Have you heard the term ‘bucket’ used to describe the gifts you share with others? I really like the analogy. You dip your bucket into a well of experience, wisdom and talent. Then, you pour the contents into the buckets of others, to help them or to show them love, compassion or whatever it is they might need or seek. In turn, they pour some of what you’ve given them into the buckets of others.
Who fills your bucket? Sometimes, it is intentional. We solicit an individual to fill our bucket, whether knowingly or by “coincidence.” I believe that it most often occurs when we’re not looking. Or at least, when we’re not actively aware. But, you need to be open to it – Never keep the lid securely shut. Think about it. We all know someone like that. For whatever reason, they are not giving of themselves. The inability to goes hand-in-hand and they are often not capable of, or willing to, receive what others have to offer. Their bucket is empty.
Where do you go to fill your bucket? Maybe it’s a special place that has personal meaning that allows you to clear your mind and concentrate on what’s important. Perhaps it’s a friend – or group of friends – with whom you share common understanding.
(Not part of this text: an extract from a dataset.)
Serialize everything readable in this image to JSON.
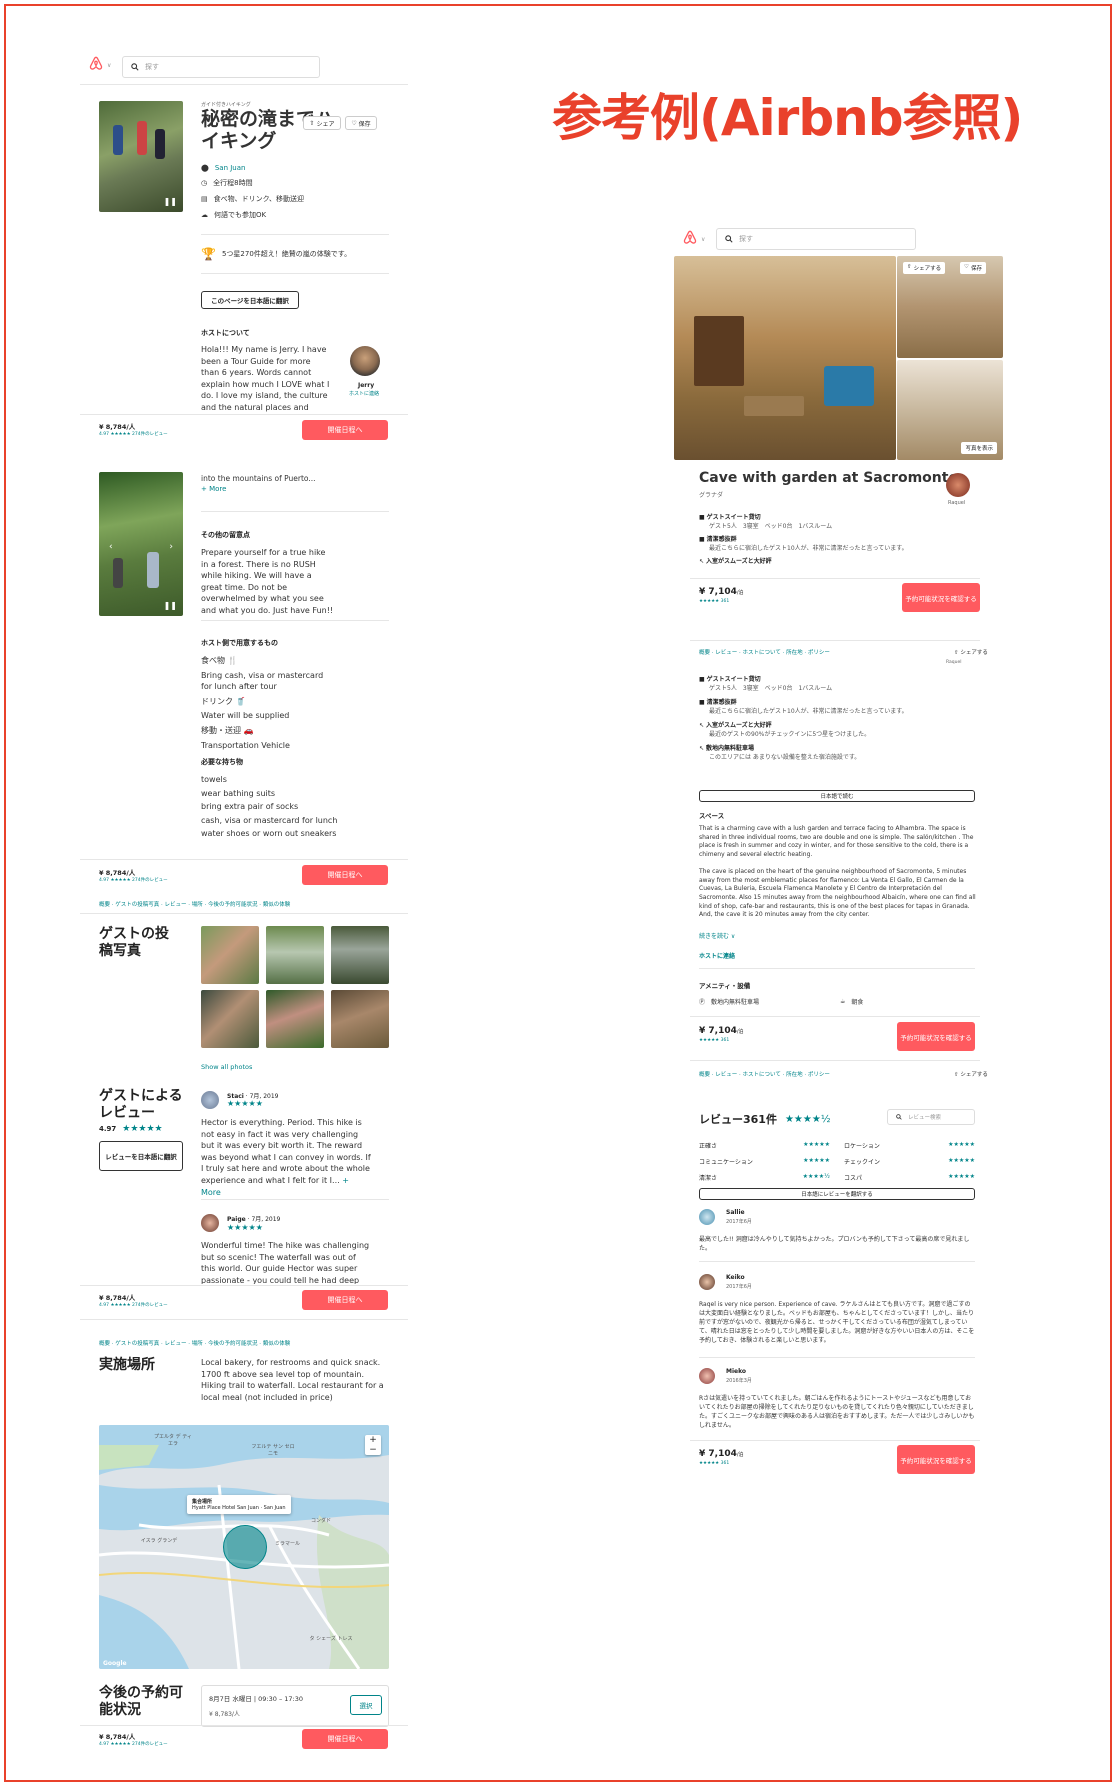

I am blessed to have multiple wells of goodness available to me: Church family for spiritual endowments, genuine friendships for emotional support, musicians for artistic offerings, writer’s groups for creative contributions… The list goes on.
Still, there are times when I need something I can only find in solitude. You might say that I dip my bucket into my own well to find what I need. I’m doing some of that this week. After a busy week of shopping, cooking and serving others, I was feeling pretty low on reserves. My bucket was feeling dangerously hollow. I’m spending some time alone, to write and make music. Yesterday, I managed to spend time in nature, despite the rain. Later this week, I’ll be spending a couple of days at an old inn with a close friend. It’s just what I need to replenish my bucket.
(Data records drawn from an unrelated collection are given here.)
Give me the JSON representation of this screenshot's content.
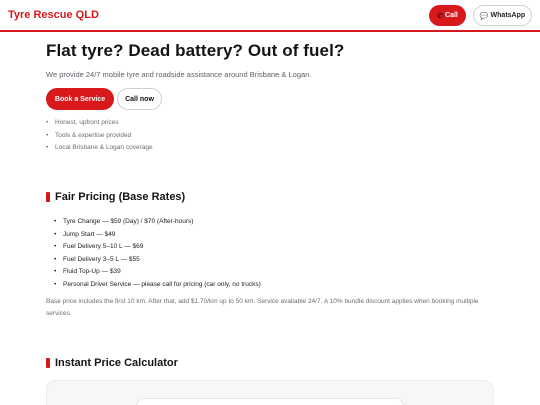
{
  "header": {
    "brand": "Tyre Rescue QLD",
    "call_label": "Call",
    "whatsapp_label": "WhatsApp",
    "call_icon": "phone-icon",
    "whatsapp_icon": "chat-bubble-icon",
    "accent_color": "#d7191c"
  },
  "hero": {
    "title": "Flat tyre? Dead battery? Out of fuel?",
    "subtitle": "We provide 24/7 mobile tyre and roadside assistance around Brisbane & Logan.",
    "book_label": "Book a Service",
    "callnow_label": "Call now",
    "features": [
      "Honest, upfront prices",
      "Tools & expertise provided",
      "Local Brisbane & Logan coverage"
    ]
  },
  "pricing": {
    "title": "Fair Pricing (Base Rates)",
    "items": [
      "Tyre Change — $59 (Day) / $70 (After-hours)",
      "Jump Start — $49",
      "Fuel Delivery 5–10 L — $69",
      "Fuel Delivery 3–5 L — $55",
      "Fluid Top-Up — $39",
      "Personal Driver Service — please call for pricing (car only, no trucks)"
    ],
    "note": "Base price includes the first 10 km. After that, add $1.70/km up to 50 km. Service available 24/7. A 10% bundle discount applies when booking multiple services."
  },
  "calculator": {
    "title": "Instant Price Calculator"
  }
}
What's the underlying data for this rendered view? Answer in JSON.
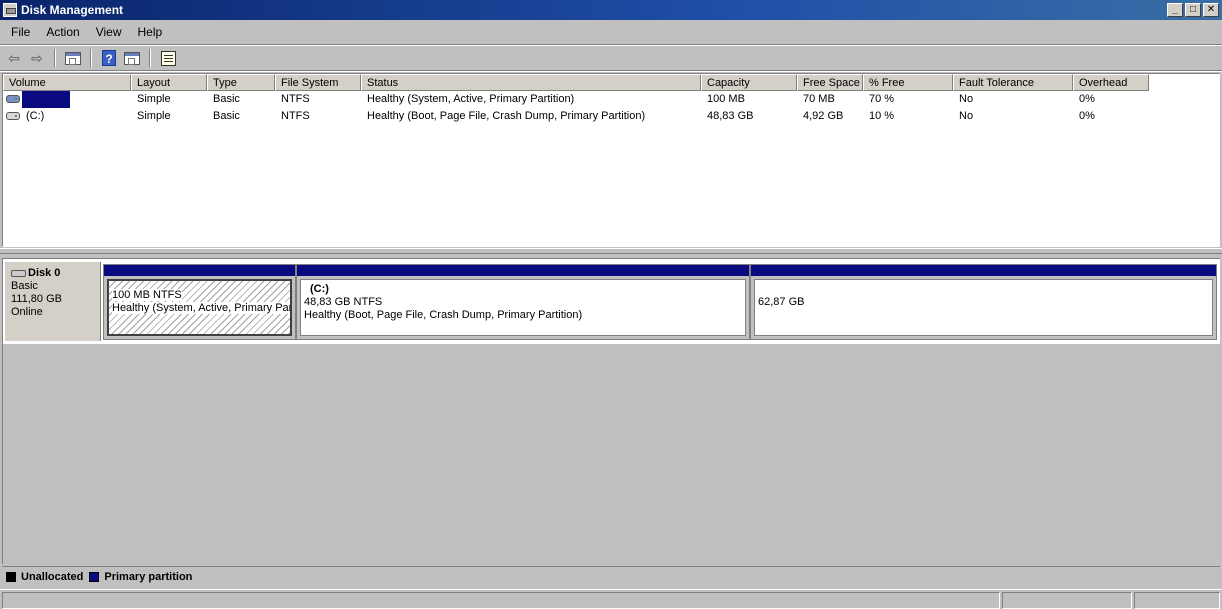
{
  "window": {
    "title": "Disk Management",
    "minimize": "_",
    "maximize": "□",
    "close": "✕"
  },
  "menu": [
    "File",
    "Action",
    "View",
    "Help"
  ],
  "toolbar": {
    "back": "⇦",
    "forward": "⇨",
    "help": "?"
  },
  "volume_list": {
    "columns": [
      "Volume",
      "Layout",
      "Type",
      "File System",
      "Status",
      "Capacity",
      "Free Space",
      "% Free",
      "Fault Tolerance",
      "Overhead"
    ],
    "rows": [
      {
        "volume": "",
        "layout": "Simple",
        "type": "Basic",
        "fs": "NTFS",
        "status": "Healthy (System, Active, Primary Partition)",
        "capacity": "100 MB",
        "free": "70 MB",
        "pct": "70 %",
        "fault": "No",
        "overhead": "0%"
      },
      {
        "volume": "(C:)",
        "layout": "Simple",
        "type": "Basic",
        "fs": "NTFS",
        "status": "Healthy (Boot, Page File, Crash Dump, Primary Partition)",
        "capacity": "48,83 GB",
        "free": "4,92 GB",
        "pct": "10 %",
        "fault": "No",
        "overhead": "0%"
      }
    ]
  },
  "disk": {
    "name": "Disk 0",
    "type": "Basic",
    "size": "111,80 GB",
    "state": "Online",
    "partitions": [
      {
        "name": "",
        "size_fs": "100 MB NTFS",
        "status": "Healthy (System, Active, Primary Par"
      },
      {
        "name": "(C:)",
        "size_fs": "48,83 GB NTFS",
        "status": "Healthy (Boot, Page File, Crash Dump, Primary Partition)"
      },
      {
        "name": "",
        "size_fs": "62,87 GB",
        "status": ""
      }
    ]
  },
  "legend": {
    "items": [
      {
        "label": "Unallocated",
        "color": "#000000"
      },
      {
        "label": "Primary partition",
        "color": "#0a0a80"
      }
    ]
  }
}
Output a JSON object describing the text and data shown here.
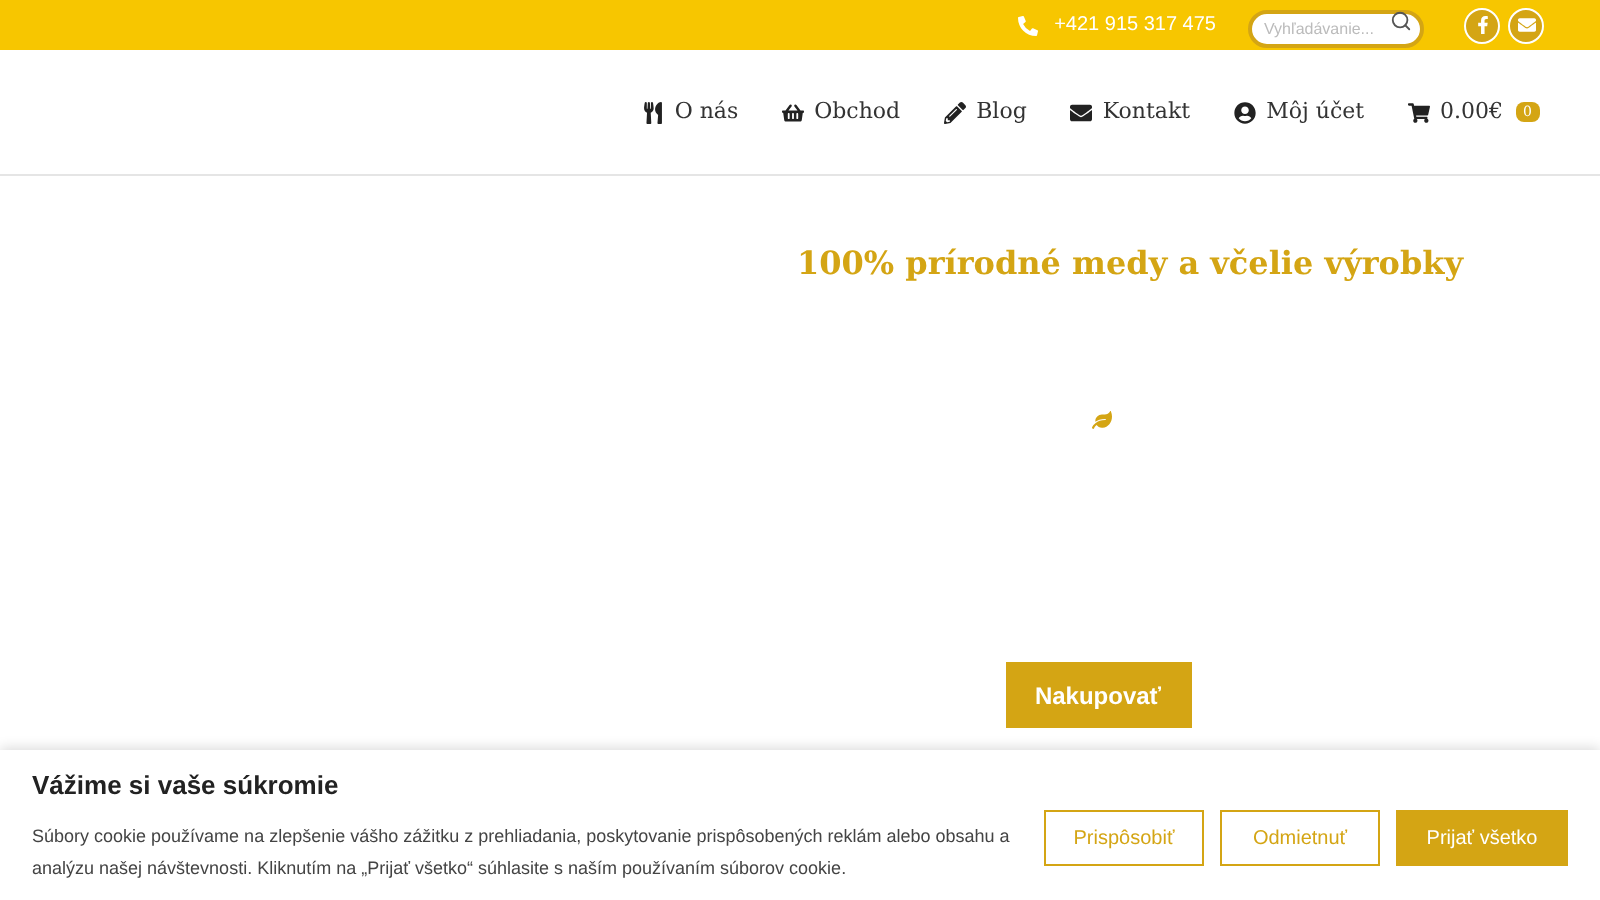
{
  "topbar": {
    "phone": "+421 915 317 475",
    "search": {
      "placeholder": "Vyhľadávanie..."
    }
  },
  "nav": [
    {
      "label": "O nás",
      "kind": "cutlery"
    },
    {
      "label": "Obchod",
      "kind": "basket"
    },
    {
      "label": "Blog",
      "kind": "pencil"
    },
    {
      "label": "Kontakt",
      "kind": "mail"
    },
    {
      "label": "Môj účet",
      "kind": "user"
    }
  ],
  "cart": {
    "total": "0.00€",
    "count": "0"
  },
  "hero": {
    "title": "100% prírodné medy a včelie výrobky",
    "button": "Nakupovať"
  },
  "cookie": {
    "title": "Vážime si vaše súkromie",
    "text": "Súbory cookie používame na zlepšenie vášho zážitku z prehliadania, poskytovanie prispôsobených reklám alebo obsahu a analýzu našej návštevnosti. Kliknutím na „Prijať všetko“ súhlasite s naším používaním súborov cookie.",
    "buttons": [
      {
        "label": "Prispôsobiť",
        "kind": "outline"
      },
      {
        "label": "Odmietnuť",
        "kind": "outline"
      },
      {
        "label": "Prijať všetko",
        "kind": "solid"
      }
    ]
  }
}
As we move thru the second half of our lives, this concept becomes both obvious and imperative. If we are involved in a relationship that does not include some refilling of our buckets, it’s okay to walk away. It can be a personal relationship or a professional one. If you’re constantly pouring your gifts into their bucket, yours will eventually be empty.
We receive donations to our buckets in so many ways. It can be as simple as being paid a compliment or an expression of appreciation. Or, having someone pitch in to help, unsolicited, because of a sincere desire to take part.
Join the bucket brigade: Give what you have, take what you need. If we always keep our buckets open, we will find the balance.